• WHAT THIS TASK INVOLVES
Line by line, copy out the entries exactly and leave the pictures behind.

BEGIN EXTRACTED DATA

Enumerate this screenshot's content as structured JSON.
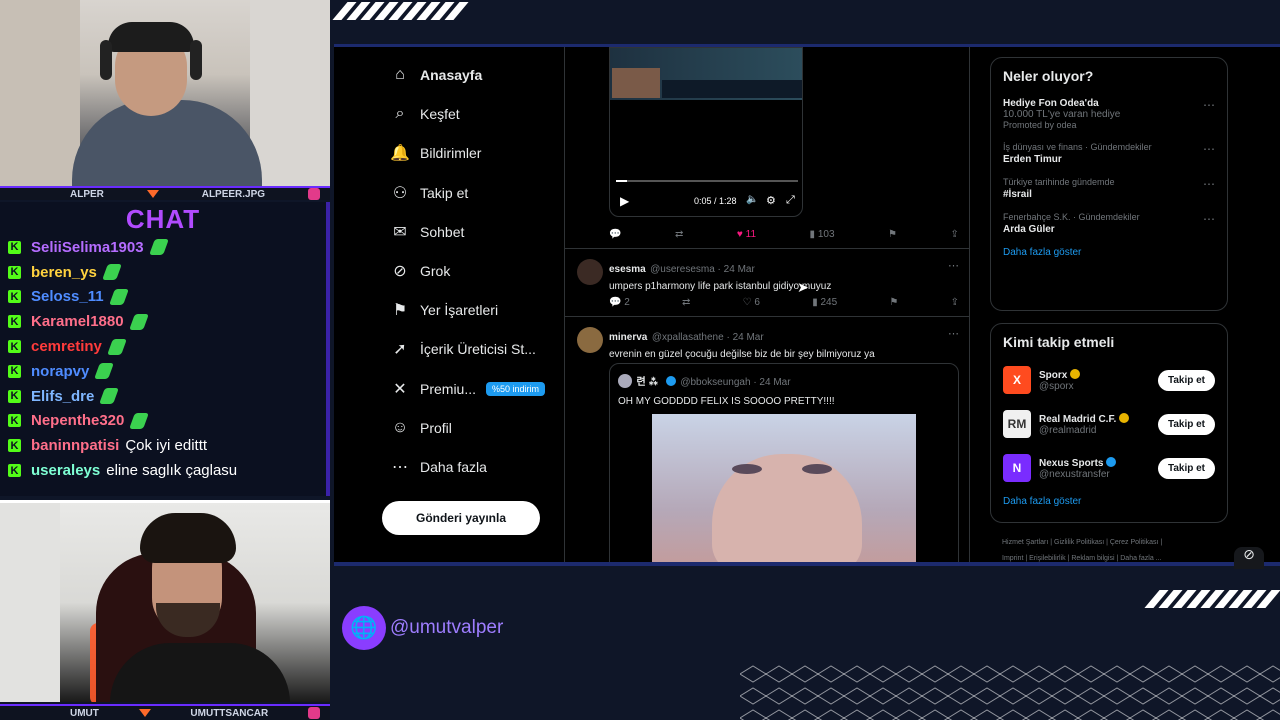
{
  "top_cam": {
    "left_label": "ALPER",
    "right_label": "ALPEER.JPG"
  },
  "bottom_cam": {
    "left_label": "UMUT",
    "right_label": "UMUTTSANCAR"
  },
  "chat": {
    "title": "CHAT",
    "messages": [
      {
        "user": "SeliiSelima1903",
        "color": "#b56cff",
        "text": "",
        "emote": true
      },
      {
        "user": "beren_ys",
        "color": "#ffd23f",
        "text": "",
        "emote": true
      },
      {
        "user": "Seloss_11",
        "color": "#4f8cff",
        "text": "",
        "emote": true
      },
      {
        "user": "Karamel1880",
        "color": "#ff6f8a",
        "text": "",
        "emote": true
      },
      {
        "user": "cemretiny",
        "color": "#ff3b3b",
        "text": "",
        "emote": true
      },
      {
        "user": "norapvy",
        "color": "#4f8cff",
        "text": "",
        "emote": true
      },
      {
        "user": "Elifs_dre",
        "color": "#7fb6ff",
        "text": "",
        "emote": true
      },
      {
        "user": "Nepenthe320",
        "color": "#ff6f8a",
        "text": "",
        "emote": true
      },
      {
        "user": "baninnpatisi",
        "color": "#ff6f8a",
        "text": "Çok iyi edittt",
        "emote": false
      },
      {
        "user": "useraleys",
        "color": "#7fffd4",
        "text": "eline saglık çaglasu",
        "emote": false
      }
    ]
  },
  "x_nav": {
    "items": [
      {
        "label": "Anasayfa",
        "icon": "home-icon",
        "glyph": "⌂",
        "bold": true
      },
      {
        "label": "Keşfet",
        "icon": "search-icon",
        "glyph": "⌕"
      },
      {
        "label": "Bildirimler",
        "icon": "bell-icon",
        "glyph": "🔔"
      },
      {
        "label": "Takip et",
        "icon": "add-user-icon",
        "glyph": "⚇"
      },
      {
        "label": "Sohbet",
        "icon": "mail-icon",
        "glyph": "✉"
      },
      {
        "label": "Grok",
        "icon": "grok-icon",
        "glyph": "⊘"
      },
      {
        "label": "Yer İşaretleri",
        "icon": "bookmark-icon",
        "glyph": "⚑"
      },
      {
        "label": "İçerik Üreticisi St...",
        "icon": "rocket-icon",
        "glyph": "➚"
      },
      {
        "label": "Premiu...",
        "icon": "x-logo-icon",
        "glyph": "✕",
        "badge": "%50 indirim"
      },
      {
        "label": "Profil",
        "icon": "profile-icon",
        "glyph": "☺"
      },
      {
        "label": "Daha fazla",
        "icon": "more-icon",
        "glyph": "⋯"
      }
    ],
    "post_button": "Gönderi yayınla"
  },
  "video": {
    "time": "0:05 / 1:28",
    "progress": 0.06
  },
  "tweet1_actions": {
    "likes": "11",
    "views": "103"
  },
  "tweet2": {
    "name": "esesma",
    "handle": "@useresesma · 24 Mar",
    "text": "umpers p1harmony life park istanbul gidiyo muyuz",
    "replies": "2",
    "likes": "6",
    "views": "245"
  },
  "tweet3": {
    "name": "minerva",
    "handle": "@xpallasathene · 24 Mar",
    "text": "evrenin en güzel çocuğu değilse biz de bir şey bilmiyoruz ya",
    "quote_name": "련 ⁂",
    "quote_handle": "@bbokseungah · 24 Mar",
    "quote_text": "OH MY GODDDD FELIX IS SOOOO PRETTY!!!!"
  },
  "trends": {
    "title": "Neler oluyor?",
    "items": [
      {
        "cat": "",
        "name": "Hediye Fon Odea'da",
        "sub": "10.000 TL'ye varan hediye",
        "promo": "Promoted by odea"
      },
      {
        "cat": "İş dünyası ve finans · Gündemdekiler",
        "name": "Erden Timur",
        "sub": "",
        "promo": ""
      },
      {
        "cat": "Türkiye tarihinde gündemde",
        "name": "#İsrail",
        "sub": "",
        "promo": ""
      },
      {
        "cat": "Fenerbahçe S.K. · Gündemdekiler",
        "name": "Arda Güler",
        "sub": "",
        "promo": ""
      }
    ],
    "more": "Daha fazla göster"
  },
  "who_to_follow": {
    "title": "Kimi takip etmeli",
    "items": [
      {
        "name": "Sporx",
        "handle": "@sporx",
        "color": "#ff4b1f",
        "letter": "X",
        "badge": "#e8b400"
      },
      {
        "name": "Real Madrid C.F.",
        "handle": "@realmadrid",
        "color": "#f0f0f0",
        "letter": "RM",
        "badge": "#e8b400"
      },
      {
        "name": "Nexus Sports",
        "handle": "@nexustransfer",
        "color": "#7a2cff",
        "letter": "N",
        "badge": "#1d9bf0"
      }
    ],
    "follow_label": "Takip et",
    "more": "Daha fazla göster"
  },
  "footer": {
    "line1": "Hizmet Şartları  |  Gizlilik Politikası  |  Çerez Politikası  |",
    "line2": "Imprint  |  Erişilebilirlik  |  Reklam bilgisi  |  Daha fazla ..."
  },
  "streamer_handle": "@umutvalper"
}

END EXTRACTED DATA

• YOUR SOLUTION
Enumerate this screenshot's content as structured JSON.
{
  "top_cam": {
    "left_label": "ALPER",
    "right_label": "ALPEER.JPG"
  },
  "bottom_cam": {
    "left_label": "UMUT",
    "right_label": "UMUTTSANCAR"
  },
  "chat": {
    "title": "CHAT",
    "messages": [
      {
        "user": "SeliiSelima1903",
        "color": "#b56cff",
        "text": "",
        "emote": true
      },
      {
        "user": "beren_ys",
        "color": "#ffd23f",
        "text": "",
        "emote": true
      },
      {
        "user": "Seloss_11",
        "color": "#4f8cff",
        "text": "",
        "emote": true
      },
      {
        "user": "Karamel1880",
        "color": "#ff6f8a",
        "text": "",
        "emote": true
      },
      {
        "user": "cemretiny",
        "color": "#ff3b3b",
        "text": "",
        "emote": true
      },
      {
        "user": "norapvy",
        "color": "#4f8cff",
        "text": "",
        "emote": true
      },
      {
        "user": "Elifs_dre",
        "color": "#7fb6ff",
        "text": "",
        "emote": true
      },
      {
        "user": "Nepenthe320",
        "color": "#ff6f8a",
        "text": "",
        "emote": true
      },
      {
        "user": "baninnpatisi",
        "color": "#ff6f8a",
        "text": "Çok iyi edittt",
        "emote": false
      },
      {
        "user": "useraleys",
        "color": "#7fffd4",
        "text": "eline saglık çaglasu",
        "emote": false
      }
    ]
  },
  "x_nav": {
    "items": [
      {
        "label": "Anasayfa",
        "icon": "home-icon",
        "glyph": "⌂",
        "bold": true
      },
      {
        "label": "Keşfet",
        "icon": "search-icon",
        "glyph": "⌕"
      },
      {
        "label": "Bildirimler",
        "icon": "bell-icon",
        "glyph": "🔔"
      },
      {
        "label": "Takip et",
        "icon": "add-user-icon",
        "glyph": "⚇"
      },
      {
        "label": "Sohbet",
        "icon": "mail-icon",
        "glyph": "✉"
      },
      {
        "label": "Grok",
        "icon": "grok-icon",
        "glyph": "⊘"
      },
      {
        "label": "Yer İşaretleri",
        "icon": "bookmark-icon",
        "glyph": "⚑"
      },
      {
        "label": "İçerik Üreticisi St...",
        "icon": "rocket-icon",
        "glyph": "➚"
      },
      {
        "label": "Premiu...",
        "icon": "x-logo-icon",
        "glyph": "✕",
        "badge": "%50 indirim"
      },
      {
        "label": "Profil",
        "icon": "profile-icon",
        "glyph": "☺"
      },
      {
        "label": "Daha fazla",
        "icon": "more-icon",
        "glyph": "⋯"
      }
    ],
    "post_button": "Gönderi yayınla"
  },
  "video": {
    "time": "0:05 / 1:28",
    "progress": 0.06
  },
  "tweet1_actions": {
    "likes": "11",
    "views": "103"
  },
  "tweet2": {
    "name": "esesma",
    "handle": "@useresesma · 24 Mar",
    "text": "umpers p1harmony life park istanbul gidiyo muyuz",
    "replies": "2",
    "likes": "6",
    "views": "245"
  },
  "tweet3": {
    "name": "minerva",
    "handle": "@xpallasathene · 24 Mar",
    "text": "evrenin en güzel çocuğu değilse biz de bir şey bilmiyoruz ya",
    "quote_name": "련 ⁂",
    "quote_handle": "@bbokseungah · 24 Mar",
    "quote_text": "OH MY GODDDD FELIX IS SOOOO PRETTY!!!!"
  },
  "trends": {
    "title": "Neler oluyor?",
    "items": [
      {
        "cat": "",
        "name": "Hediye Fon Odea'da",
        "sub": "10.000 TL'ye varan hediye",
        "promo": "Promoted by odea"
      },
      {
        "cat": "İş dünyası ve finans · Gündemdekiler",
        "name": "Erden Timur",
        "sub": "",
        "promo": ""
      },
      {
        "cat": "Türkiye tarihinde gündemde",
        "name": "#İsrail",
        "sub": "",
        "promo": ""
      },
      {
        "cat": "Fenerbahçe S.K. · Gündemdekiler",
        "name": "Arda Güler",
        "sub": "",
        "promo": ""
      }
    ],
    "more": "Daha fazla göster"
  },
  "who_to_follow": {
    "title": "Kimi takip etmeli",
    "items": [
      {
        "name": "Sporx",
        "handle": "@sporx",
        "color": "#ff4b1f",
        "letter": "X",
        "badge": "#e8b400"
      },
      {
        "name": "Real Madrid C.F.",
        "handle": "@realmadrid",
        "color": "#f0f0f0",
        "letter": "RM",
        "badge": "#e8b400"
      },
      {
        "name": "Nexus Sports",
        "handle": "@nexustransfer",
        "color": "#7a2cff",
        "letter": "N",
        "badge": "#1d9bf0"
      }
    ],
    "follow_label": "Takip et",
    "more": "Daha fazla göster"
  },
  "footer": {
    "line1": "Hizmet Şartları  |  Gizlilik Politikası  |  Çerez Politikası  |",
    "line2": "Imprint  |  Erişilebilirlik  |  Reklam bilgisi  |  Daha fazla ..."
  },
  "streamer_handle": "@umutvalper"
}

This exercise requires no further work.